The Elections Committee of the Ghana Journalists Association (GJA) will meet next week to take a decision on the report by its Elections Dispute Adjudication Committee (EDAC) on the conduct of the Association’s elections.
EDAC, in its report released on Monday, April 25, 2022, directed the GJA’s Elections Committee to take urgent steps to initiate processes for the successful conduct of the Association’s elections by Thursday, June 30, 2022.
“The GJA elections and formal Handing-Over processes shall take place by Thursday, June 30, 2022,” the Committee directed after concluding its work on the four petitions against the Elections Supervisory Committee (ESC).
In an interview with the Ghana News Agency, Mr Osei Kwadwo Adow, the Chairman of GJA’s Elections Committee, said the Committee would meet next week to decide on the way forward.
“I just had the report.
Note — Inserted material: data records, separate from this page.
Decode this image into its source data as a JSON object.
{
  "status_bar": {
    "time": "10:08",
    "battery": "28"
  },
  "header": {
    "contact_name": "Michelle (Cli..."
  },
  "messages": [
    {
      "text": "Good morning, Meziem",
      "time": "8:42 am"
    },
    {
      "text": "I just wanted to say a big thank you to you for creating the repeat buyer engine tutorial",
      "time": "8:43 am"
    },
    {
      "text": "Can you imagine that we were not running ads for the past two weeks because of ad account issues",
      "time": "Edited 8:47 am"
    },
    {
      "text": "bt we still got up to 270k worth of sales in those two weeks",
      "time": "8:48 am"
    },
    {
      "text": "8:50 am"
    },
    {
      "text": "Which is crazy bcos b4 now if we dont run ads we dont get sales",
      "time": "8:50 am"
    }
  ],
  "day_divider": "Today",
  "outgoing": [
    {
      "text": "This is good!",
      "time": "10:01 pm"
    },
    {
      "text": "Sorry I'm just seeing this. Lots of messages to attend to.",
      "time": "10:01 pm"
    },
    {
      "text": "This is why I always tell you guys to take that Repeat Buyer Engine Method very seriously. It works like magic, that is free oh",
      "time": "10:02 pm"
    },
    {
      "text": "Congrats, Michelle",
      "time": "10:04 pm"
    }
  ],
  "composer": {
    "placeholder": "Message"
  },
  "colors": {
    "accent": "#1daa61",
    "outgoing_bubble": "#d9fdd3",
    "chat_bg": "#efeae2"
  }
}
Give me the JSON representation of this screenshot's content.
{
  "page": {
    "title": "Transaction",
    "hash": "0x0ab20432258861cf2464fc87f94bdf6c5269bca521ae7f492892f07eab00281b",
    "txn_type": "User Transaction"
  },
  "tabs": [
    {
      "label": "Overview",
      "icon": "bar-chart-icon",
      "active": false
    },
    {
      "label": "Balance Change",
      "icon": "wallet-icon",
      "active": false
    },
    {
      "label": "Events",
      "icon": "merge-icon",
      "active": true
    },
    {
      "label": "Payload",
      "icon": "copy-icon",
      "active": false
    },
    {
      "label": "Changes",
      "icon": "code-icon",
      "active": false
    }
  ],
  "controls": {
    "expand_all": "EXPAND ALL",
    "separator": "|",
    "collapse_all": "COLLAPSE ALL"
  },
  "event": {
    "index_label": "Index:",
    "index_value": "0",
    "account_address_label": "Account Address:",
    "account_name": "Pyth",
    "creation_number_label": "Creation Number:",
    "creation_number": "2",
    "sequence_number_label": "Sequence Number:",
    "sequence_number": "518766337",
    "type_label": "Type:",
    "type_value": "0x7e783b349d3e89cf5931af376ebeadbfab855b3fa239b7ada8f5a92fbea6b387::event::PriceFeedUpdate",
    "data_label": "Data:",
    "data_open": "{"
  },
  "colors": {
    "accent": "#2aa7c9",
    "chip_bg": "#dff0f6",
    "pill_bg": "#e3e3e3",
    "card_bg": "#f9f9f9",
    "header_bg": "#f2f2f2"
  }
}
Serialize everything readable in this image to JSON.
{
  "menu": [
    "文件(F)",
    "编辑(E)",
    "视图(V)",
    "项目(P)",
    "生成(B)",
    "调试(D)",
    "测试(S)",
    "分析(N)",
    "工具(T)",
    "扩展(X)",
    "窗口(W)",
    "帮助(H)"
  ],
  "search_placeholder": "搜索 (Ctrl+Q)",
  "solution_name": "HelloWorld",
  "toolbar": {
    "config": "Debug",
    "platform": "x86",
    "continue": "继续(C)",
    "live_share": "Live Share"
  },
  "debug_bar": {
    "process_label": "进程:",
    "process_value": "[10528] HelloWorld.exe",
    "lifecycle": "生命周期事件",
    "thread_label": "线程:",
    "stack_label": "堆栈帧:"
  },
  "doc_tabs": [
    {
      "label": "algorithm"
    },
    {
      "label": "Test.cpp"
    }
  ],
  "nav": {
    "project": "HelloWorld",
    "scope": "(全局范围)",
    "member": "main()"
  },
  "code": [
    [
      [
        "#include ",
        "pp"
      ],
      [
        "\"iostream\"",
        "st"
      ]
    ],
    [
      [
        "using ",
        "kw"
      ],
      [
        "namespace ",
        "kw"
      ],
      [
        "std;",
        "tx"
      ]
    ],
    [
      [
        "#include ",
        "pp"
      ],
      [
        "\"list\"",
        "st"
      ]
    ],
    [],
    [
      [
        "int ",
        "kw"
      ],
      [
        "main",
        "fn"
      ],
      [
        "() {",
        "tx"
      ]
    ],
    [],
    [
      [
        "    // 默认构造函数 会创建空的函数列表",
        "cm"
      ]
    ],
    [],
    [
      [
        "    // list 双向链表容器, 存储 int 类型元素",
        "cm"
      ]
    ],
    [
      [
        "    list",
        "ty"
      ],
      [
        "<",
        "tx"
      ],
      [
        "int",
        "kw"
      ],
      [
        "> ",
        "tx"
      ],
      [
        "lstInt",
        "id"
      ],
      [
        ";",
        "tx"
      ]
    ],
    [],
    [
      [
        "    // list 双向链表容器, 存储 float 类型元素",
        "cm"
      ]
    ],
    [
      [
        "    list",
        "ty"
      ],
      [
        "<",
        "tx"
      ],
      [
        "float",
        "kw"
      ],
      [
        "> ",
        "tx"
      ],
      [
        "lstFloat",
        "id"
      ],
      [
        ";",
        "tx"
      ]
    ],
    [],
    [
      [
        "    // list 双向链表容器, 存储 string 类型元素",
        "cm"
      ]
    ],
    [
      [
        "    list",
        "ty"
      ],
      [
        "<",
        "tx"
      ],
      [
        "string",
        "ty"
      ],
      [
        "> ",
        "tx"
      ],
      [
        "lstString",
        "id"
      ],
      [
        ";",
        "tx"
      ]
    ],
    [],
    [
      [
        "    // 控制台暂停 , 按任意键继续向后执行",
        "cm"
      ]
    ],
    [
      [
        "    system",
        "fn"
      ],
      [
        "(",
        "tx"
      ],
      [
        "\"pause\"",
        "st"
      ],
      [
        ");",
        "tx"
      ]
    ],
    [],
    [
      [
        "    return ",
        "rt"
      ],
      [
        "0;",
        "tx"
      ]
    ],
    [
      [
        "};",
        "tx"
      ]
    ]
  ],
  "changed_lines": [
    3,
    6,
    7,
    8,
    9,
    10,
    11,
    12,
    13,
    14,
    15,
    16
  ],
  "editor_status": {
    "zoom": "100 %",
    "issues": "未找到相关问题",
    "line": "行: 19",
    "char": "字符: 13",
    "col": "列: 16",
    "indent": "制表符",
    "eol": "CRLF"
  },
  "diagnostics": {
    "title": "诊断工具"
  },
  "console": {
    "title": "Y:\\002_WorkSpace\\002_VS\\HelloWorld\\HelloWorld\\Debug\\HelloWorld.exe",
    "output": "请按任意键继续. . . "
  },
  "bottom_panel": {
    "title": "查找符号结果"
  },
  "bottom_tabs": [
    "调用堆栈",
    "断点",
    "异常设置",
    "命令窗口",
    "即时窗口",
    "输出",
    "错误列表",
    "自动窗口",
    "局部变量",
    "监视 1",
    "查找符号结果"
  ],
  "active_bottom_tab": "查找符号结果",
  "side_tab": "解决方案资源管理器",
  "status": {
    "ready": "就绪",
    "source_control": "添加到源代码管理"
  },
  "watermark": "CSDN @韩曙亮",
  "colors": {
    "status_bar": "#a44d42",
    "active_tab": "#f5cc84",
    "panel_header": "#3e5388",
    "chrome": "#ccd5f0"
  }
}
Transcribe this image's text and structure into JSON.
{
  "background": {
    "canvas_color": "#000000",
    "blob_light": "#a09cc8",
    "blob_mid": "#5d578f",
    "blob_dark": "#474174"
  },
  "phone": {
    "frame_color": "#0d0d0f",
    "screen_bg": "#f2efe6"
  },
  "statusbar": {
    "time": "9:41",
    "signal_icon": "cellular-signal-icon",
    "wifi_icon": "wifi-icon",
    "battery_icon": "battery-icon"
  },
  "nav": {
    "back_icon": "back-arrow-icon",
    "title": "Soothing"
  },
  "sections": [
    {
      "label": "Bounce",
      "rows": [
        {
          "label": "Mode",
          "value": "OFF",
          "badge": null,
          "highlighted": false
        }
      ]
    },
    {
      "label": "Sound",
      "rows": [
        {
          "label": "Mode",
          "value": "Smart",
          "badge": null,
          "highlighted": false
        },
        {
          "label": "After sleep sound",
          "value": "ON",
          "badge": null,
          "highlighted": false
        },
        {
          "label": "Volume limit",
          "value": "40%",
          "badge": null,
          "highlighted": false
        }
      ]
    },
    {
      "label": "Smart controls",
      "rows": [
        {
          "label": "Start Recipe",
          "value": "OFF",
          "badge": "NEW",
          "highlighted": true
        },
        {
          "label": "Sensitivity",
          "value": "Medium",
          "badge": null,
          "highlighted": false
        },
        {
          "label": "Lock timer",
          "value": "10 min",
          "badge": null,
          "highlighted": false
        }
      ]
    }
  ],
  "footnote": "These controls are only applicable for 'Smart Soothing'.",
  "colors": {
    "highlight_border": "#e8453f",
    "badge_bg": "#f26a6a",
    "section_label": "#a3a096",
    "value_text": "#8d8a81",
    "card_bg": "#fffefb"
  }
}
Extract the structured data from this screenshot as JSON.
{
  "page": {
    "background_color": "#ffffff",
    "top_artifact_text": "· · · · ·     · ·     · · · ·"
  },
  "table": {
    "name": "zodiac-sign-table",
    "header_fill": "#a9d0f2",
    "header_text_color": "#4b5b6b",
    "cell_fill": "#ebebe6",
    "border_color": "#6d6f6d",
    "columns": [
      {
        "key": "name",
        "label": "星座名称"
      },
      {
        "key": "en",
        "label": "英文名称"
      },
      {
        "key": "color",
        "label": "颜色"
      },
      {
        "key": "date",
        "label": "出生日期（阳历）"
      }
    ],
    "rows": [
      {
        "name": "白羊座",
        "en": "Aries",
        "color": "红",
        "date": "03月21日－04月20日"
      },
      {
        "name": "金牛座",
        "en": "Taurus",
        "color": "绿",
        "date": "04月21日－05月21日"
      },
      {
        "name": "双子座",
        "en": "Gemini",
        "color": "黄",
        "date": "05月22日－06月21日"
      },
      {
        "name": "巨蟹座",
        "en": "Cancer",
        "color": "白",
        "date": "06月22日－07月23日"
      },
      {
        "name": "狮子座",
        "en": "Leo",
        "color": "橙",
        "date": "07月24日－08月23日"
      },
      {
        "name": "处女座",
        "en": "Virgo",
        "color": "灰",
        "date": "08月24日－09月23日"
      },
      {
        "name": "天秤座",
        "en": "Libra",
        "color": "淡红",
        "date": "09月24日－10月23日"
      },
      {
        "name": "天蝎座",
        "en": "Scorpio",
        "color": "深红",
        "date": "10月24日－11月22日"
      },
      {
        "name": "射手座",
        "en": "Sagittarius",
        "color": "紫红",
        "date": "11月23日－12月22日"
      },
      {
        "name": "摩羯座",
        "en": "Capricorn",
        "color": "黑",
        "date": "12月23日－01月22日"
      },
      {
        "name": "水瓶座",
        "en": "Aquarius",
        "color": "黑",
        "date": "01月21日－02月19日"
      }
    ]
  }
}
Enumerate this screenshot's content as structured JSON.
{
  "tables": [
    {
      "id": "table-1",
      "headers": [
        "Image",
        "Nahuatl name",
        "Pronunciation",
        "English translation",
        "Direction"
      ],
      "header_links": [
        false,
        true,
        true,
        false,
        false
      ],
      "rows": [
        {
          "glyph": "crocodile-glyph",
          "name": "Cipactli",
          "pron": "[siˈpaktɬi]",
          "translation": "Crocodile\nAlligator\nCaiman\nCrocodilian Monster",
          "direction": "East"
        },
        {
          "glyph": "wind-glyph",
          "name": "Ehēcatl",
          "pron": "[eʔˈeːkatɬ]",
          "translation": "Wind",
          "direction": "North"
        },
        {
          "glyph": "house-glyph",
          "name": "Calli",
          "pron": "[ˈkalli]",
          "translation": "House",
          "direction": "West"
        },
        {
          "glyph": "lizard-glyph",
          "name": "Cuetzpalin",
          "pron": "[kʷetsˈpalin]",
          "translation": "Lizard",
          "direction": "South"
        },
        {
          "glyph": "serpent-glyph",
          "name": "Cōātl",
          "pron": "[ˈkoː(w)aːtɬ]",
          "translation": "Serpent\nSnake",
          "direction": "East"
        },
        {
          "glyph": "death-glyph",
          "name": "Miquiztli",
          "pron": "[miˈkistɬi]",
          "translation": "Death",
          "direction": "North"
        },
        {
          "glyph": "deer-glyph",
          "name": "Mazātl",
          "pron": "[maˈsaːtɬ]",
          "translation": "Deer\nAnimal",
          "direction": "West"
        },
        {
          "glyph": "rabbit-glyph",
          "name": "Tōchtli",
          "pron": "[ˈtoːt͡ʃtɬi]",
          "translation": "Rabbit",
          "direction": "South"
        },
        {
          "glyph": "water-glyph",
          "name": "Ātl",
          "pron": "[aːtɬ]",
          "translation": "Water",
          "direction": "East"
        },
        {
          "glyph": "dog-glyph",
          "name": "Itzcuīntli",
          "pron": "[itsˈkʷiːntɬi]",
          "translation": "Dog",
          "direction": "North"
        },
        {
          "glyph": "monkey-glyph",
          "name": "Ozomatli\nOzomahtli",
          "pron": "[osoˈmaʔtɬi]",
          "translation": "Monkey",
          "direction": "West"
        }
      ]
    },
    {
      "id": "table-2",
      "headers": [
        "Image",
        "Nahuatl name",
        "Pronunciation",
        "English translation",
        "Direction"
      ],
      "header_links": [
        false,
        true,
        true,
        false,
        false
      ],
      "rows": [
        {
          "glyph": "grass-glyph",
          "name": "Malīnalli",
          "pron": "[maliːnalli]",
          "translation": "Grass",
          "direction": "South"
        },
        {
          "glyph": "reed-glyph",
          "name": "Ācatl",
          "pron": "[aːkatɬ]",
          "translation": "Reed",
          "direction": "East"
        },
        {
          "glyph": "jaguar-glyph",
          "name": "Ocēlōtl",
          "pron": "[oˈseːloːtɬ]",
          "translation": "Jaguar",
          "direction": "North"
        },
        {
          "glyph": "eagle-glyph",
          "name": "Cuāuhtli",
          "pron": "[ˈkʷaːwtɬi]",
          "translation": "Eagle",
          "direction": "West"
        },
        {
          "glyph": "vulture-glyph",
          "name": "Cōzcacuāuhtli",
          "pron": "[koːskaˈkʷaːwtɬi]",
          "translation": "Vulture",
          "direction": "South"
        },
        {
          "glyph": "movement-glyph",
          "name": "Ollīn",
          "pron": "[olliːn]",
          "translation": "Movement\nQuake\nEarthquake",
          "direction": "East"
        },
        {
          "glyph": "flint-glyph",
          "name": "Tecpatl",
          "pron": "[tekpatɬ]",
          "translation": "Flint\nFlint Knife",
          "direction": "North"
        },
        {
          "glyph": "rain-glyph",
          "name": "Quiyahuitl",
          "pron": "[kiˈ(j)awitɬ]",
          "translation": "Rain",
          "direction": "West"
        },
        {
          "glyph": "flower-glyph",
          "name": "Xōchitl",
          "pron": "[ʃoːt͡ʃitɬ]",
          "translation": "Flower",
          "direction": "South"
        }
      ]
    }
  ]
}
I am on my way to a national assignment and I will return on Thursday. When I return, my Committee will meet and then we will look at the report and look at the action points in it and then we proceed from there,” he said.
GJA’s elections have been embroiled in fierce disagreements and controversies over the Association’s electoral register and other pressing issues, leading to continuous postponement of the elections from 2020 to 2021 and now, 2022.
Last year, four aspirants of the 2021 GJA election, namely Messrs Kofi Yeboah, Albert, Kwabena Dwumfour, Gayheart Mensah, and Dave Agbenu petitioned the EDAC over what they described as irregularities in the electoral processes.
In their petition, the four aspirants took issue with the nomination processes and election matters; the determination of a credible GJA voters register, especially the eligibility of members to vote and issues around mandates and authority of key stakeholders in the election processes, including the Elections Committee, the GJA Secretariat and the Elections Supervisory Committee.
The petitioners also challenged the mandates and authority of an adhoc body created to facilitate the transitional processes of the Association in the wake of the legal suit against the National Executive and others by Ms Caroline Boateng, a GJA member.
In its report, the EDAC found that the GJA’s Constitution was “severely breached” leading to adverse consequences and the current stalemate.
“There was a lack of clarity in the determination of eligible voters for the next GJA elections.
Some were due to challenges against persons whose membership status was unclear. Others were challenged on grounds of non-payment of dues whether as exempted parties or not,” it said.
The Committee also found that the creation of the Elections Supervisory Committee (ESC) and its mandate lacked clarity and contravened the provisions of the GJA constitution.
“There is a lacuna in the effective management of transitional processes and provisions to guide ‘interim’ situations, especially during crises and election periods of the Association,” the Committee said.